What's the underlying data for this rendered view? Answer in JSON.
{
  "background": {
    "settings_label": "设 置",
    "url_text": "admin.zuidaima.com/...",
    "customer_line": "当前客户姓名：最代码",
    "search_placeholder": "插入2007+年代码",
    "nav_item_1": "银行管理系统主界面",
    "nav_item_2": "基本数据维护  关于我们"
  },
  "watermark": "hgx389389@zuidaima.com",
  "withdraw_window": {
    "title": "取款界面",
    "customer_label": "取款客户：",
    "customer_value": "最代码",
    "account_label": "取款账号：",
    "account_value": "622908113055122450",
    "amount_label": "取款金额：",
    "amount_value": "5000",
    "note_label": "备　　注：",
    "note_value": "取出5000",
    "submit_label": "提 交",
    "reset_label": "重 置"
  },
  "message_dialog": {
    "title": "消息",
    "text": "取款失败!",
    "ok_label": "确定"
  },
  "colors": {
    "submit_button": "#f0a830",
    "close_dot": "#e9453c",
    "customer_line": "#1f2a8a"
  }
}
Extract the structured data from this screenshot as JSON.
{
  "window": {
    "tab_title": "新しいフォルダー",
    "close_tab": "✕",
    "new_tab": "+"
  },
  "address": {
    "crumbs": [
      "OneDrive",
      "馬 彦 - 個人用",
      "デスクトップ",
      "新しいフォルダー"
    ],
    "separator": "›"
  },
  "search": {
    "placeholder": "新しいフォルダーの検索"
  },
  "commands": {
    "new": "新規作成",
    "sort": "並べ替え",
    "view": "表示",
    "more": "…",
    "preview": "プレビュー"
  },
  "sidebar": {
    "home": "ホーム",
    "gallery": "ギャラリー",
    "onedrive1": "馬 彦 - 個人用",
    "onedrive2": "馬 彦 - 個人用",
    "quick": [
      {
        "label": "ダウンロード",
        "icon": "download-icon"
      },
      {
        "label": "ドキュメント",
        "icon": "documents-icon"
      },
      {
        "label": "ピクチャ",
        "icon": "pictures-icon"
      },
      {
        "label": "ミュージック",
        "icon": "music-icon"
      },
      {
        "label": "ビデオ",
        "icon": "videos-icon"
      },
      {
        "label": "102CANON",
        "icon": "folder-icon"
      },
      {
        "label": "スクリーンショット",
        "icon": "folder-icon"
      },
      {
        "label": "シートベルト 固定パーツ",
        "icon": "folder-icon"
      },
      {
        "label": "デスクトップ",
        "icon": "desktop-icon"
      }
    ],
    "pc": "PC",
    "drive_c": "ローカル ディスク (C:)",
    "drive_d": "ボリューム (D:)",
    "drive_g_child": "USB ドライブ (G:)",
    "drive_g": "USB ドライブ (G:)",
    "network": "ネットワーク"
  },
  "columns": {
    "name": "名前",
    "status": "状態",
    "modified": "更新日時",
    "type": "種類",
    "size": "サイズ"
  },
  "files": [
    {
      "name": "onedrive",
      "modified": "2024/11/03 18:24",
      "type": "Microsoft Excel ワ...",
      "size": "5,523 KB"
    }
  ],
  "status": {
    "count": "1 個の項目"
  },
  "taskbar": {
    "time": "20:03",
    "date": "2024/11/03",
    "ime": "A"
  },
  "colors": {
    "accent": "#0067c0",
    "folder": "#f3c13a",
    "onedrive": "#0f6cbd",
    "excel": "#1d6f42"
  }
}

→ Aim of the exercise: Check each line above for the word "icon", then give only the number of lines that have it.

→ Finished exercise: 9